Mumbai’s local railway is aptly nicknamed the “lifeline of the city.” Mumbai is one of the densest cities in the world and the trains are its saving grace, transporting a staggering 6.9 million people per day. Trains can get so overcrowded during peak hours that it is common to have 14-16 people per square meter. If this sounds intimidating, don’t worry, after reading this guide you will have all the information to conquer the Mumbai local trains.

Overview of Train Lines

Mumbai has 3 major train lines that run north and south and there is a brand new metro line in the northern suburbs as well as a limited monorail line in eastern Mumbai. In this post we are going to focus on the “Western Line” as this contains most of the points of interest for travellers. The Western Line is red in the map below and starts in the South from Churchgate Station.

Mumbai Railway Map
Mumbai Suburban Rail Network.

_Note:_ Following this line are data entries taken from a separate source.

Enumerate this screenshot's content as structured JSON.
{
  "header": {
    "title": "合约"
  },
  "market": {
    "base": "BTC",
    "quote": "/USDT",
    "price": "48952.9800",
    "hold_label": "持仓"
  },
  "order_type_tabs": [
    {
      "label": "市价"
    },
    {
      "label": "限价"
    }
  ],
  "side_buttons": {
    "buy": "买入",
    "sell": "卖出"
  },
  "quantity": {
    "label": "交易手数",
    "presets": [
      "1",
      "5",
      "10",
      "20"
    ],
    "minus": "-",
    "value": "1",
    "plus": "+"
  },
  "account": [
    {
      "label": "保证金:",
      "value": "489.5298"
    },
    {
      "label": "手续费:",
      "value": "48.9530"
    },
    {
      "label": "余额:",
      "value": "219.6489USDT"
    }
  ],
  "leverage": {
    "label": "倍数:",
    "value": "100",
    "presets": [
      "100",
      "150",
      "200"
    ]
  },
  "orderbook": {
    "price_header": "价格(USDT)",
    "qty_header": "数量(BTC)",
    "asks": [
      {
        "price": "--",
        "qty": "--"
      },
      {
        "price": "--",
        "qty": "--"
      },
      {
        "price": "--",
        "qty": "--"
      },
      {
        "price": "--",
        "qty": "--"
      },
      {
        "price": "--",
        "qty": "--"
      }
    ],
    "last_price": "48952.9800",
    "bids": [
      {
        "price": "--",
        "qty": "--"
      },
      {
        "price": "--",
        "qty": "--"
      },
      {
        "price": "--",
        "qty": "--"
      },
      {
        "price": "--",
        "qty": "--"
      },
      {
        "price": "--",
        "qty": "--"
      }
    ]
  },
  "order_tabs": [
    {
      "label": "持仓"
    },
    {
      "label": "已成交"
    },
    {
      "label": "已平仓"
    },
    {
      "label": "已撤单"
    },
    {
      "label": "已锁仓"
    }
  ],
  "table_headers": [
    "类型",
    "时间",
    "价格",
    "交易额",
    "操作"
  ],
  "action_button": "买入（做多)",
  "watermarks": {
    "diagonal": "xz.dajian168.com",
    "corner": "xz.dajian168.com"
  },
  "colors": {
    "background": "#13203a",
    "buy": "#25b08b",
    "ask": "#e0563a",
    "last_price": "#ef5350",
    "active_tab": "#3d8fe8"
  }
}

You’re reading this article so you’re off to a good start. Before you leave your internet sanctuary do a little research on the route. Note down your stop, how many stops you’re travelling, your destination station and the station before your destination. You can use the map above for this planning. If you have a smartphone with internet you can also use the app linked below. But don’t rely on this! Often my handwritten notes beat my friend’s smartphone that is desperately searching for connectivity.

Carefully choose when to go. In general, the peak hours ( 9-10:30am and 6-8pm) should be avoided unless you would like a free body massage, as our guides like to joke. In particular, avoid going South in the morning (when everyone is going to work) and North in the evening (when everyone is headed home).

Buying Tickets

When you enter the station, search for the ticket windows which are usually indicated by large crowds of people. Below is a picture of the ticket windows at Churchgate station. Technically, each ticket window has two lines: one for second class tickets (to the right) and one for first class tickets (to the left). This means if there is a long line and you feel up to it, you can walk right up to the front, elbow your way in and buy a first class ticket and no one will bat an eye. Seriously.

Tickets counters at Chruchgate